Data extract below:
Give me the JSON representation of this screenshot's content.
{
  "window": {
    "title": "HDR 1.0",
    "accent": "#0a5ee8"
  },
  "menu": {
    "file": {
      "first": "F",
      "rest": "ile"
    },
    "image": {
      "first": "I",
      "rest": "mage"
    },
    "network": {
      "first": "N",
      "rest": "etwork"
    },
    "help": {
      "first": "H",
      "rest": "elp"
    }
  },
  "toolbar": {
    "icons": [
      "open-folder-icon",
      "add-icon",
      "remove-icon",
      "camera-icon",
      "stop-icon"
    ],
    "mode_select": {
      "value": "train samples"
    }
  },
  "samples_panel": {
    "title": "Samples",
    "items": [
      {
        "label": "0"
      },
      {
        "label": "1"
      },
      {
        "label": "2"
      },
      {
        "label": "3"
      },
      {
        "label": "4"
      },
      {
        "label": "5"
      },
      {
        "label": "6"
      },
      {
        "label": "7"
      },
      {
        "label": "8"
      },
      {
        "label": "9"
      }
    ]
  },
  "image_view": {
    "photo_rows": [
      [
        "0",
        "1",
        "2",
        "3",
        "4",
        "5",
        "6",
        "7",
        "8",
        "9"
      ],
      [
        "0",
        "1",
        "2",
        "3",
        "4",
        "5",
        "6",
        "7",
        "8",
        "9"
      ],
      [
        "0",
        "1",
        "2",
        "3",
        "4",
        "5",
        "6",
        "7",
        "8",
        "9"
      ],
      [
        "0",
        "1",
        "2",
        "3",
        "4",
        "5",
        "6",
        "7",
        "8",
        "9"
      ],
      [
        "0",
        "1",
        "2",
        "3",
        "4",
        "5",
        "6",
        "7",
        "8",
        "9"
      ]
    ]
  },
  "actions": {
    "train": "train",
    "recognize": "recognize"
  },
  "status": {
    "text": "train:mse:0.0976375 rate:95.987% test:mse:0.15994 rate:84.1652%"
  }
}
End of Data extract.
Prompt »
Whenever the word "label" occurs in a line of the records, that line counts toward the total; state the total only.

Solution to the problem »
10